Pam looked at the cup. Handmade. “Ha. Native crafts.” No writing, only a picture of a stream in a woods on the side. The stream burbled as she watched. She blinked and looked again. Just a picture of a stream in a woods. “How do you get the picture to do that?”

She looked up. The woman was gone.


Greetings! I’m your friendly, neighborhood Threshold Guardian. This is a protected post. Protected posts in the My Work category require a subscription (starting at 1$US/month) to access. Protected posts outside that category require a General (free) membership.
Members and Subscribers can LogIn. Non members can join. Non-protected posts (there are several) are available to everyone. Enjoy!

Search Chapter 3 – Tuesday, 2 October 73

Search is loosely based on a real incident. The incident remains, the story is greatly different.

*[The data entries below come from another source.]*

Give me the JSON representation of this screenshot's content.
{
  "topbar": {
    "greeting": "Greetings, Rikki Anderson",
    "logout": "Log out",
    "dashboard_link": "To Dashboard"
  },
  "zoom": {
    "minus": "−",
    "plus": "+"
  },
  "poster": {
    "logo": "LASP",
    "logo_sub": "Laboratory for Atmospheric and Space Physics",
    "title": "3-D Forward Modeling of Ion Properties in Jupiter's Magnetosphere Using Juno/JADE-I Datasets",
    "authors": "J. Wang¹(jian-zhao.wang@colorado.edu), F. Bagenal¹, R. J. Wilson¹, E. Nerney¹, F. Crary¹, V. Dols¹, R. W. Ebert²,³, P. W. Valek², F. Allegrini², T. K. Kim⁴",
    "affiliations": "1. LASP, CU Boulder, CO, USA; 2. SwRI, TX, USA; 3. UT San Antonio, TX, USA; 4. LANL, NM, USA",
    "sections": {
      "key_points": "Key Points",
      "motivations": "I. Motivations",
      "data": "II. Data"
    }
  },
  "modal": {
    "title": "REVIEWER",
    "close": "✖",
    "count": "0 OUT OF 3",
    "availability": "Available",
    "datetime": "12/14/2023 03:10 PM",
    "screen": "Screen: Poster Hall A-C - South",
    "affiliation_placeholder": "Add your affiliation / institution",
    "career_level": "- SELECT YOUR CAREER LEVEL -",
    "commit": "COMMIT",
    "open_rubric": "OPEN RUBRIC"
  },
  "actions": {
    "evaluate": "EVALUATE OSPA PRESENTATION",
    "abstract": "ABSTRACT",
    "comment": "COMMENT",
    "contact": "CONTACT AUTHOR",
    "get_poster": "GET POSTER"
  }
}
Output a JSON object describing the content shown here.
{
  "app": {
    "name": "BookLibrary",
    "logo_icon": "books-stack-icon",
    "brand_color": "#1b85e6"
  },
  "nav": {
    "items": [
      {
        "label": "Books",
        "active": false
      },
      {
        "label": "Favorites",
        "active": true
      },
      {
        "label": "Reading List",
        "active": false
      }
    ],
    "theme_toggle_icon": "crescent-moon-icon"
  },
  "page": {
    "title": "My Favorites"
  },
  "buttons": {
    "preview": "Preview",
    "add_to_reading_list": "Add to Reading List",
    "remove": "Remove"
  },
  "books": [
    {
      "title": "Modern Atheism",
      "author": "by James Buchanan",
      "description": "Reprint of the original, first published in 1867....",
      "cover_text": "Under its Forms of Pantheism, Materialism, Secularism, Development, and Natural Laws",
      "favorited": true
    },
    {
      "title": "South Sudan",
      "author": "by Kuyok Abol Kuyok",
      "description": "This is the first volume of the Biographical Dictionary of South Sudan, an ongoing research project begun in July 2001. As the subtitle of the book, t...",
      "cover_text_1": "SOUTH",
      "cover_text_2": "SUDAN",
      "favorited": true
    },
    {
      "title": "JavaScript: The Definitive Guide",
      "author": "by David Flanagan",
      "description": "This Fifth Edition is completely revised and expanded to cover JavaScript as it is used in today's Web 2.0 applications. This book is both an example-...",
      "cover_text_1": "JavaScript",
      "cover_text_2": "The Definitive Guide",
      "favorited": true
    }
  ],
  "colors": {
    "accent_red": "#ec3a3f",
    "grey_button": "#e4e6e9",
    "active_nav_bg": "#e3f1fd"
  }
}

Enjoy. And remember, it’s still a work in progress. These chapters are rough drafts. I’ve completed twenty chapters so far and it seems I’ll complete the novel this time. We’ll see.

Read Search Chapter 2


 

Search Chapter 3 – Tuesday, 2 October 73

Todd shook out the double-bed sheet and reached up into the oak’s lower branches. Behind him the Kennebec River’s lower rapids splashed. He wrapped the sheet’s end over the limb and clothespinned it so the sheet fell open like a film projector screen. He stepped back, making sure it was secure, then turned and trampled a path through fallen leaves and brush to the river, making sure the bed sheet could be clearly seen.

He shook a spray can and sprayed a barely noticeable “2” on the sheet. Leaves rustled at ground level and he lowered the can.

“What’d you do with the boys, Andersen?”

“Sergeant Dyksta, how good of you to come. What boys?”

“Don’t bullshit me, you sick fuck. The Thompson boys. What’d you do with them?”

“Not a thing. Has something happened to them?”

“You drive the Hershey highway with Dave LaVerne, don’t you?”

“Why whatever do what you mean, Sergeant Dykstra?”

Dykstra’s hand went to his nightstick.

“Oh, Sergeant Dykstra. I had no idea you were into brutality. Doesn’t surprise me, though. I’ve seen your wife. Or wait. No, that would be bestiality, wouldn’t it?”

Dykstra pulled his nightstick. “I’m gonna – ”

“Not get paid? Whatever you do to me, make sure you don’t hurt my hands. It’d be horrible if I couldn’t hand you your take every week, don’t you think? How could you afford that pretty little lady up in Bangor you visit twice a week?”

Dykstra’s grip weakened. The nightstick slid back into its belt ring. “How do you know about that?”

“I know about that because I, unlike you, make it a point to know everything I can about the people I do business with.”

“What are you doing with those sheets?”

“Making highway markers. Wouldn’t you like to help?”

Dykstra turned and walked up the path from the river to the picnic area.

“Don’t go to far, Sergeant. You can help me put the rest of these up along both sides of the river.”

Dykstra paused, his back to Andersen, and clenched his fists.

“Beat me if you must, but do it with a smile, that way I know we’re both getting pleasure out of it.”


Greetings! I’m your friendly, neighborhood Threshold Guardian. This is a protected post. Protected posts in the My Work category require a subscription (starting at 1$US/month) to access. Protected posts outside that category require a General (free) membership.
Members and Subscribers can LogIn. Non members can join. Non-protected posts (there are several) are available to everyone. Enjoy!